If you go outside of your company you can go into the entire internet world and find people who are interested and build it that way. And so, that is what I have found. I think other people have found the exact same thing. To try and do something really innovative and new within an existing company is oftentimes politically harder than going out on your own and making your own company.
So, what will happen is if something like this takes off, a mainstream company like Twitter will buy it.
Ian DeMartino: Fred Wilson had a similar post around the same time that was favorable to the idea but also warned that he wasn't sure it would be a successful business model, do you think it could be for a corporation? Acknowledging the fact that some social media companies have struggled with profitability using traditional methods. [Note: Charles states that he wrote his before he saw the Wilson post, but the Wilson post encouraged him to publish as soon as possible and he felt the Wilson post showed an interest in the concept]
Ryan X Charles: That is a good point, Reddit, has struggled with profitability, although they do bring in money.
I do think this can be a business, I wouldn't be doing it if I didn't think it could be profitable.
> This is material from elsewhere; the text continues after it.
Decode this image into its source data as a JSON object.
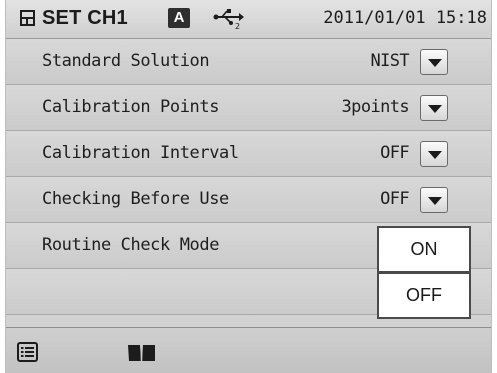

I need to support myself, I wasn't born wealthy. I need to earn money and I am doing this because I believe it can be a business. So not only can I make an awesome new thing, but I can also earn money and support myself.
Bitcoin makes it so people can pay companies with really small amounts of money, and that is critical to this.
The details could change but this is one way it can work: Since Bitcoin allows micropayments, If people really like some content, they can download the content for free. If they want to post something, they pay a real small amount of bitcoins, something like 100 bits.
That way the company earns revenue every post and it detracts spam while encouraging good content. There is a cost for the user but it is a really small cost. The price for each node could change to encourage more content or better fight spam.
Except for the amount it costs to host the content on the node, the money would go to the users.
Ian DeMartino: The idea of creating new economic systems through distributed programs and the internet in general has been around for a while, do you think crowdfunding, crowd investing and DACs are on the path to create a new one?
Ryan X Charles: Internet money makes all of this possible. Bitcoin might not quite be ready for the mainstream. Things will come, no one has implemented the lightening network yet, but I think that is one way something like this could be done.
I don't think we will see a DAC that actually runs and people actually use in the next year, I just think they are so far off, but I think these things are inevitable. Now, we can see how these kind of things will happen in the future, the path is clear, it is just going to take a while.
I predict the information economy will be the dominant economy. I think the physical economy will be the less significant one. It will still exist but it won't be as big as the information economy.
Ian DeMartino: Anything else you want to add?
Ryan X Charles: I am just extremely excited about this technology and the response that I have gotten. It is really cool to see “internet stuff” become so mainstream. I think that article I wrote is cool but, it only took a few hours to write and then I tweeted it out and the next thing I know, I found 12 people who wanted to collaborate. Just like that, we are connected. I am not a writer for the New York Times or a newscaster. It is so awesome to see the internet enabling not just my work, but everything. Bitcoin, Ethereum, just everything around.
We want to thank Ryan X Charles for taking the time to talk to us. You can follow him on Twitter at @RyanXCharles